I’m still figuring this out, when to speak English to Jo and when to speak Spanish to her out in public. It’s a strange thing and I don’t want to confuse Jojo. I have a really good handle on the language (my resume says I’m fluent) but obviously, it’s not my native language. What must people think when they see me speaking Spanish to her?
Later in the week I went to the park again with Jo. I was nervous but I knew she would never get over this hitting phase at home. She needed to continue working through her baby anger issues. This time I sat with her on the ground near the playscape and we just watched the other kids. I didn’t take her over to the slide and ask if she wanted to go down it. I didn’t make her say “hi” to any new kids. I didn’t encourage her one way or the other to do anything. We just sat and observed and acclimated. Little by little I started describing what the other kids were doing, but not asking asking her to participate, just describing the sharing and friendly play that was taking place. Eventually, after a long while, she got up on her own and went over to the other kids and I stayed sitting (nervously) on the ground. She played beautifully, smiling and laughing and asking desperately with her body language to be included, but never hitting.
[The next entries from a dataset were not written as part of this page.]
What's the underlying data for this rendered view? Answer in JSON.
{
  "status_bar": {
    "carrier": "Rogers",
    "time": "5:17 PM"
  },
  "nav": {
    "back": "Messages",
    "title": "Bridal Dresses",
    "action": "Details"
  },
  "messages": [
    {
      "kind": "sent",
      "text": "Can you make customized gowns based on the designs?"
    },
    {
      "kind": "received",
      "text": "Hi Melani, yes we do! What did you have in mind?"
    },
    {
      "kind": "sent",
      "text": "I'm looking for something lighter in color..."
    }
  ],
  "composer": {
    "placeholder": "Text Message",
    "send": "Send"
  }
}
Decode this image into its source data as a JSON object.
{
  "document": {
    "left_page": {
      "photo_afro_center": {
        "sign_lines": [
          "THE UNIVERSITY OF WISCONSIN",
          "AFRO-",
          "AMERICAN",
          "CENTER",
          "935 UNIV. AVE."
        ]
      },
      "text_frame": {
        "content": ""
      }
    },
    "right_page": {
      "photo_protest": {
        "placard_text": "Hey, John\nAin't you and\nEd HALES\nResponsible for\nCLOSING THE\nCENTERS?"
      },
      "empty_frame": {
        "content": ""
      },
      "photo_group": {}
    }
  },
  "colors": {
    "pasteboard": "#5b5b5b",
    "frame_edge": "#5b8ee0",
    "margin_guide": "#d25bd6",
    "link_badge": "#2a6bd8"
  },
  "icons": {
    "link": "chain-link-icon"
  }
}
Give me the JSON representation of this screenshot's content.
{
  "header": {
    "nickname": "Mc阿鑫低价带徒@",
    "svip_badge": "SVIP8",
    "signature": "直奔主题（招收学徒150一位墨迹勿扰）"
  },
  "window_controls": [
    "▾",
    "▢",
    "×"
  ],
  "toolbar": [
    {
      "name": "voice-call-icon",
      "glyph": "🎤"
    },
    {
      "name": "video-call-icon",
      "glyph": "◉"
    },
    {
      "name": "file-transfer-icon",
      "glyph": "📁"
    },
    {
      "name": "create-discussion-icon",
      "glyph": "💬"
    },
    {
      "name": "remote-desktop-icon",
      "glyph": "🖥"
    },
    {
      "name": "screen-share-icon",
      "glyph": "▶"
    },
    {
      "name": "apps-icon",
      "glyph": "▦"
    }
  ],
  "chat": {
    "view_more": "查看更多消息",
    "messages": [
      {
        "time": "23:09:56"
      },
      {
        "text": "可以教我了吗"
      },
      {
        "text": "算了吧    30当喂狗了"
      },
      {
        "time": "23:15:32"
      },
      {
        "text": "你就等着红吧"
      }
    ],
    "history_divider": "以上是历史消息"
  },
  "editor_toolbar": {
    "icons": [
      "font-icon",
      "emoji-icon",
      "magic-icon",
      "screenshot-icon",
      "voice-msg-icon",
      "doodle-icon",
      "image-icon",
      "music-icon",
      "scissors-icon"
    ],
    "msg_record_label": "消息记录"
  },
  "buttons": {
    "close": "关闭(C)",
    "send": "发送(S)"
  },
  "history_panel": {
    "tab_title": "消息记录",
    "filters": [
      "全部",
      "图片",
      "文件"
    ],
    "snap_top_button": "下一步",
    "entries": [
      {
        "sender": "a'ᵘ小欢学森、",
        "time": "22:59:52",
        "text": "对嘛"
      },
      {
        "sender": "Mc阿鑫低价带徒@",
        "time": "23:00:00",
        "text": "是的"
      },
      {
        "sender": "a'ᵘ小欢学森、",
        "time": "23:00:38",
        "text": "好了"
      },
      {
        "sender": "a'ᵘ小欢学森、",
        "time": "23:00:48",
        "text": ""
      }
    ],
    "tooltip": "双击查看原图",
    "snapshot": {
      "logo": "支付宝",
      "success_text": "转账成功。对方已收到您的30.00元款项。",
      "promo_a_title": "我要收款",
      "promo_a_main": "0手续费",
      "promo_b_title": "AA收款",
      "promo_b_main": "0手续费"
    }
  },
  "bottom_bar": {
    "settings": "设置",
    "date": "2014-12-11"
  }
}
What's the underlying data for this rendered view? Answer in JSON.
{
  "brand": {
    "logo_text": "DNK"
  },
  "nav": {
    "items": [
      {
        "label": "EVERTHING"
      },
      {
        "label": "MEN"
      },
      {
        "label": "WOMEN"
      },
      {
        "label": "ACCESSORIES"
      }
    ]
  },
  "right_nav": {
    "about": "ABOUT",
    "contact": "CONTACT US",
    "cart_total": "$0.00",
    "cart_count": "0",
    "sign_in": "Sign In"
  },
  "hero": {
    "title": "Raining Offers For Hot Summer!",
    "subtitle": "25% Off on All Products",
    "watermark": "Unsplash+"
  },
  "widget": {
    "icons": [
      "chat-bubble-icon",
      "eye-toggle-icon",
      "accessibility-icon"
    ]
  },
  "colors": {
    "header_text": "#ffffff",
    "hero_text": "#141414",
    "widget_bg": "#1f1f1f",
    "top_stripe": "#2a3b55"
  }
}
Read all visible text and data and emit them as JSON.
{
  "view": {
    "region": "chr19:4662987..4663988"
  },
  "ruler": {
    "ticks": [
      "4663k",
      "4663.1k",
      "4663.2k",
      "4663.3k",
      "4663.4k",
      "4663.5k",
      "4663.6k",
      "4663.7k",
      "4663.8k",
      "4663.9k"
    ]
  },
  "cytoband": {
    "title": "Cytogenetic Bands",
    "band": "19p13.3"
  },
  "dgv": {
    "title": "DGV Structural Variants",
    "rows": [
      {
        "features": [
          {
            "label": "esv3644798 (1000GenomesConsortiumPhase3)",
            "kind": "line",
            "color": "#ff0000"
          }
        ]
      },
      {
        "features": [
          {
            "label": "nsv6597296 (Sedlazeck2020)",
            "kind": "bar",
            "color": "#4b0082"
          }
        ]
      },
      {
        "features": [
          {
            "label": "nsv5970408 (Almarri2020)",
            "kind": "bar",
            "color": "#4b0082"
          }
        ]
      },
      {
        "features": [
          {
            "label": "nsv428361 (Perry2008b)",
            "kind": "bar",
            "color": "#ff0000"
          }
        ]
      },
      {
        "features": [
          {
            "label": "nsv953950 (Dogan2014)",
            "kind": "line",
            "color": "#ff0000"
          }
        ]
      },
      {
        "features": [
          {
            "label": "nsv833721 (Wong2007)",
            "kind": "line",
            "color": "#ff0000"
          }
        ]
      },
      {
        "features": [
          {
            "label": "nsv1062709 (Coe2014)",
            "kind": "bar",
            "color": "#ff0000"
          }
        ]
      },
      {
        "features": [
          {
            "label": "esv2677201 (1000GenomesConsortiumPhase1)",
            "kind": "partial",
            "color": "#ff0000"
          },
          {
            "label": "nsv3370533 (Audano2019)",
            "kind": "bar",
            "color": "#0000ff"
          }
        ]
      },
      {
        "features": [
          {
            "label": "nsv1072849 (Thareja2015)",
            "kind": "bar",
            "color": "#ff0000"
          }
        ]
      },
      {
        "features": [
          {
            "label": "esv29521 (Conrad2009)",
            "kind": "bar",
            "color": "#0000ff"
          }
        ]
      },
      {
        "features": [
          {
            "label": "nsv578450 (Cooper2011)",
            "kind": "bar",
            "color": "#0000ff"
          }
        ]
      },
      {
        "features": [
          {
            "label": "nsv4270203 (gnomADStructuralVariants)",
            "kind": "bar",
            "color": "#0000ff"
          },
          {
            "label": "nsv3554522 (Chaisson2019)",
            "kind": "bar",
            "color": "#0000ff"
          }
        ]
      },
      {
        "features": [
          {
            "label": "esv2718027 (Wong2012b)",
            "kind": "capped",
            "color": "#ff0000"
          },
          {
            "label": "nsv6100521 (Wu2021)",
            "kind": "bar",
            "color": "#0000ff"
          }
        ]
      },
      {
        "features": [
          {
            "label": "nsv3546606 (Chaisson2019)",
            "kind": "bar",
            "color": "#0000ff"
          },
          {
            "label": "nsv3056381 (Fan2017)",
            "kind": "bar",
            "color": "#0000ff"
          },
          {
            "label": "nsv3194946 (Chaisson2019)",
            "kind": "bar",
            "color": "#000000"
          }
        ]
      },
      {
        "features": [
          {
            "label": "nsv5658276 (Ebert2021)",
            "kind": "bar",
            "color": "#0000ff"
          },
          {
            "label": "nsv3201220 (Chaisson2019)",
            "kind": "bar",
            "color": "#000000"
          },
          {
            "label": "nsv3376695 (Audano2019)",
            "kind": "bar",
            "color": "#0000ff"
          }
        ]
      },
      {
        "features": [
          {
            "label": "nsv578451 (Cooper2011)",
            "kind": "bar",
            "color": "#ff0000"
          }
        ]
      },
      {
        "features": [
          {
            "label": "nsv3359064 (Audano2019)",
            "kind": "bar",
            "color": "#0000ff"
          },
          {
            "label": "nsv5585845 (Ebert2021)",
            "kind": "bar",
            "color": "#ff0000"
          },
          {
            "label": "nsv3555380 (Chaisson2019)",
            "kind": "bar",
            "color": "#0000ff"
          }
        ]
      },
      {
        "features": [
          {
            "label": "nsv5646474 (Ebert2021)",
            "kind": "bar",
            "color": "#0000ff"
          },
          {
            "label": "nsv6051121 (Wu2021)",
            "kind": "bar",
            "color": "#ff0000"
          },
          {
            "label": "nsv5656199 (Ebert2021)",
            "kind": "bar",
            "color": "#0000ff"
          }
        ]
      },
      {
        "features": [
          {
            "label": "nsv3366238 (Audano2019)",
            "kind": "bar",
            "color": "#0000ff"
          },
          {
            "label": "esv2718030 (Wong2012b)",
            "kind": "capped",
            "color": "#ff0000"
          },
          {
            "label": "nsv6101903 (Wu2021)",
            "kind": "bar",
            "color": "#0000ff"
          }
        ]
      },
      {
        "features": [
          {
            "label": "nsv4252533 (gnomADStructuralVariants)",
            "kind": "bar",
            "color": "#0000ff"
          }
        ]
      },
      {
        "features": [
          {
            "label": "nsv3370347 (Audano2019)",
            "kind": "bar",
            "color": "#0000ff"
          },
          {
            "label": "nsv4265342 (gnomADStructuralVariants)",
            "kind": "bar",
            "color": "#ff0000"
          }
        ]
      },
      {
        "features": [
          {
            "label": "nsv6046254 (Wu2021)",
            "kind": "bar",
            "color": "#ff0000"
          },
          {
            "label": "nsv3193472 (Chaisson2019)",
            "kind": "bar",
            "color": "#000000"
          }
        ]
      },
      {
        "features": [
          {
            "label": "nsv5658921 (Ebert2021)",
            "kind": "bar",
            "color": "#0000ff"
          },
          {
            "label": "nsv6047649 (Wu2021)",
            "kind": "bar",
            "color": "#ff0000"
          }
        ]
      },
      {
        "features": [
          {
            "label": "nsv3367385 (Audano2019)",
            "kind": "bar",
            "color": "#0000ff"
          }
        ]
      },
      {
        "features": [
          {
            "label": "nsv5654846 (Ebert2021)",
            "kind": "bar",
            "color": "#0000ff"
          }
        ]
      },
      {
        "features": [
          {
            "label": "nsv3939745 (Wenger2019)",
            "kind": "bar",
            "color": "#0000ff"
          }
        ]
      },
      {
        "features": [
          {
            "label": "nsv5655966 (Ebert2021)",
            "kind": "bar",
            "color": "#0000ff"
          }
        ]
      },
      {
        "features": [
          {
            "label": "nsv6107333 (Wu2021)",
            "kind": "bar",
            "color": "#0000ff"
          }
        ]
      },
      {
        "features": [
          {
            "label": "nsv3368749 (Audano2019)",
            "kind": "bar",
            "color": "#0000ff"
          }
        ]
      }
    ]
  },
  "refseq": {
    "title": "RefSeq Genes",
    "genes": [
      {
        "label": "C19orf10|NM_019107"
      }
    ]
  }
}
I think I may have been exacerbating her hitting phase by rushing her too abruptly into new situations (Come say “hi;” try out the slide; don’t you want to play?). I don’t think she’s magically cured of her hitting phase, but I think I know how to help her through it a little better. I hope this phase passes soon. It hurts my heart so.